I recently attended a talk a French philosopher named Frederic Lenoir, author of Socrates, Jesus, Buddha. When asked why he chose these three figures and what they had in common, his response surprised me. I had spent countless hours with these three figures and never stopped to ponder the basic similarities he observed.

First, none of them wrote anything down. Isn’t that interesting that the founders of two major religions, as well as the originator of a philosophical method which would come to profoundly influence western culture, refused to commit anything to writing? Presumably, if they had wanted to, they could have sat down and written a treatise on the nature of being. Instead, they prefered to conduct dialogues with students, and transmit their teachings orally. Why?

They knew that Truth is a never ending process of questioning and interpretation.When you write things down, however, you run the risk of people clinging to your words, taking them out of context, or worshiping them. Fundamentalist groups always claim to have the right interpretation of scriptures, as though there were only one possible meaning to be found.

Because all three teachers transmitted their teachings orally, they adapted their teachings to their audience to ensure that they were properly understood. They knew that words were useful to the extent that they would lead the student beyond words into the direct experience of reality itself.

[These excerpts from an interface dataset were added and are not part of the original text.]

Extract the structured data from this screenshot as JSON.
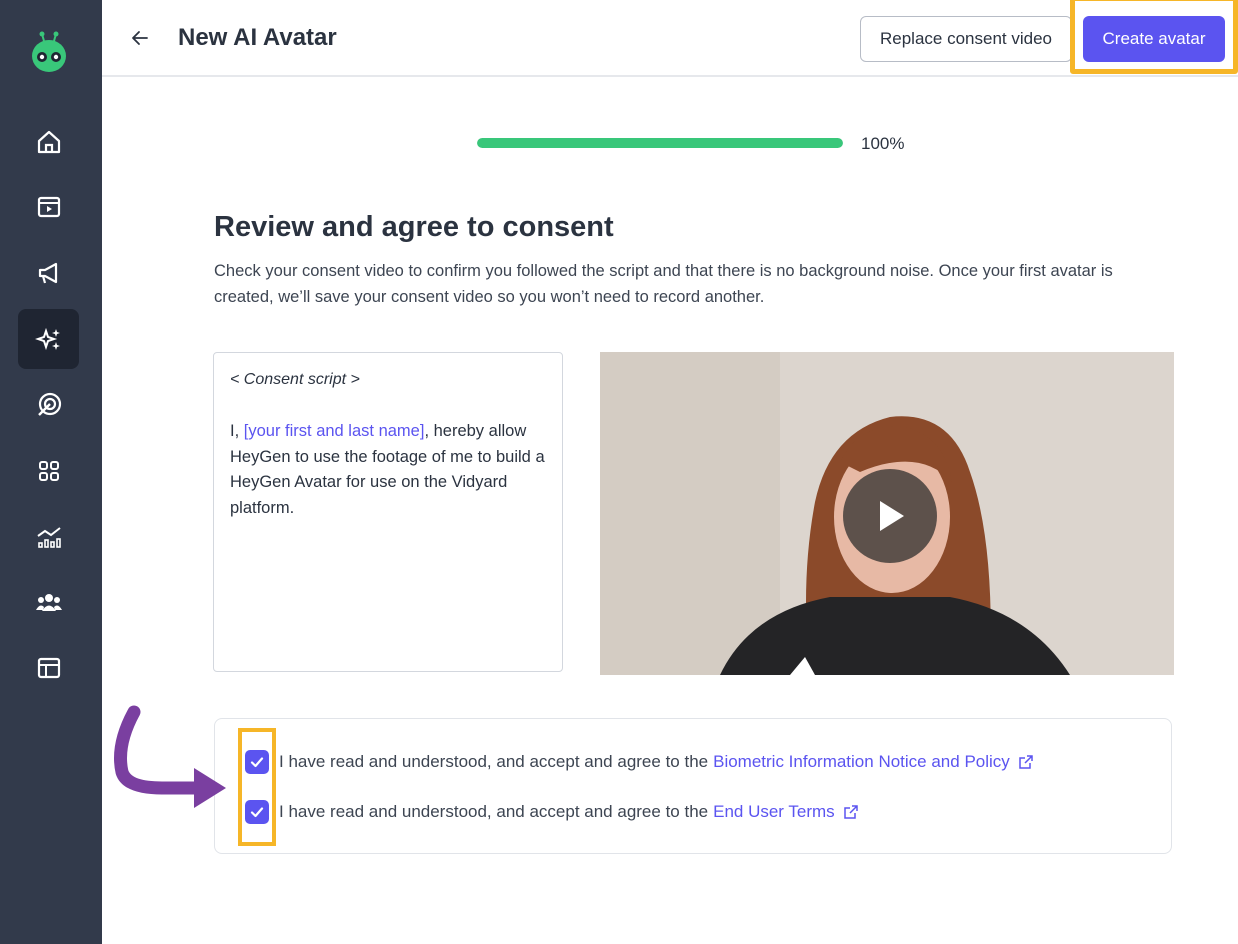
{
  "sidebar": {
    "logo": "robot-logo",
    "items": [
      {
        "name": "home-icon"
      },
      {
        "name": "video-library-icon"
      },
      {
        "name": "megaphone-icon"
      },
      {
        "name": "ai-sparkle-icon",
        "active": true
      },
      {
        "name": "target-icon"
      },
      {
        "name": "apps-grid-icon"
      },
      {
        "name": "analytics-icon"
      },
      {
        "name": "people-icon"
      },
      {
        "name": "layout-icon"
      }
    ]
  },
  "header": {
    "title": "New AI Avatar",
    "replace_label": "Replace consent video",
    "create_label": "Create avatar"
  },
  "progress": {
    "value": 1.0,
    "label": "100%"
  },
  "main": {
    "title": "Review and agree to consent",
    "description": "Check your consent video to confirm you followed the script and that there is no background noise. Once your first avatar is created, we’ll save your consent video so you won’t need to record another.",
    "script": {
      "heading": "< Consent script >",
      "prefix": "I, ",
      "placeholder": "[your first and last name]",
      "suffix": ", hereby allow HeyGen to use the footage of me to build a HeyGen Avatar for use on the Vidyard platform."
    }
  },
  "consents": [
    {
      "text": "I have read and understood, and accept and agree to the",
      "link": "Biometric Information Notice and Policy",
      "checked": true
    },
    {
      "text": "I have read and understood, and accept and agree to the",
      "link": "End User Terms",
      "checked": true
    }
  ],
  "colors": {
    "sidebar": "#323a4b",
    "accent": "#5b54f0",
    "progress": "#39c77a",
    "highlight": "#f6b628",
    "annotation_arrow": "#7a3fa0"
  }
}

The Buddha is renowned for simplifying his teachings to that even peasants could grasp the essential point (evidenced by the parable of the mustard seed.) (side note: isn’t it interesting that both the Buddha and Jesus have parables involving mustard seeds?!)

In different settings with monks present, he elucidated the nature of conditioned existence and cause and effect, which would be beyond nearly everyone’s capacity to understand. Similarly, Jesus’ knew that misunderstanding would ensure if he gave the same teachings he reserved for his inner circle to laymen or priests.

Tailoring an answer to the capacity of a student is easy to do in person, but nearly impossible with the written word. Take Jesus’ saying in Matthew 10:34: “Do not suppose that I have come to bring peace upon the earth, but a sword.” Someone who doesn’t understand the context of Jesus’ message might see this as a justification for violence, instead of a call to cut through all attachments to family, clan, and even ideas of right and wrong.

Related to that is the teaching that there is ultimately no right and wrong. In the hands of an immature disciple, this teaching would justify all kinds of egotistical behaviors. “If right and wrong exist only as categories in the mind, then I’m free to do whatever I please.”  Instead of liberating a student from attachment, this teaching could lead to further enslavement.

By contrast, for someone has gone through the process of self-examination and cut through worldly attachments, this teaching can be a valuable catalyst for liberation. As Hafiz said, “your ideas of right and wrong are training wheels to be laid aside when you can live with veracity and love.”  Someone who has observed that the ego does not ultimately exist and that attachment to it brings suffering acts naturally out of compassion and love, for they have see that this is the nature of reality.

The teaching that reality is amoral is the end of the journey and not the beginning. It is the same as Socrates’ declaration that he knows that he knows nothing. You could use that as an excuse to not make any effort at all  (what’s the point if I can’t know anything?!). But you need to go through the process of thinking that you eventually will know something to see that, in reality,  you know nothing. The journey itself is transformative. It can be conducted on your own by reading books, but there is really no substitute for the power and immediacy that a teacher-student relationship can bring.


Socrates, Buddha, and Jesus  knew that an examined life is one of never ending questions, never ending opening to wonder, never ending deepening of sensitivity to the Mystery of life– something that could never be fully captured using any words.  But if Truth is beyond words, then why bother speaking in the first place?

A scene from the Buddha’s Deer Park sermon, where he ventured into putting teachings into words for the first time.

A monk posed this question to the Buddha, who responded to him by asking him to fetch water. The monk did as he was told and brought back a full bucket. The Buddha then asked him why he brought a bucket when what he had asked for was water. The monk then understood that in just the same way we need a container to transport water, we use words to point to the Truth.


Sometimes you have to make noise in order draw attention to the silence. Words are vehicles and containers that, when properly used, point to a direct, lived reality beyond themselves.

But if you get hung up on the bucket- perhaps by criticizing and comparing your bucket to others- then you’ve missed the point of drinking the water. Think of how much blood has been spilled over arguments about the nature of God, which is a word that we use to point to a reality beyond words!

This might lead us into a justified silence. But because there is always the potentially that someone will wake up as a result of your words, we must take the risk to speak. As the German poet Holderlin said: “Where the danger is, also grows the saving power.”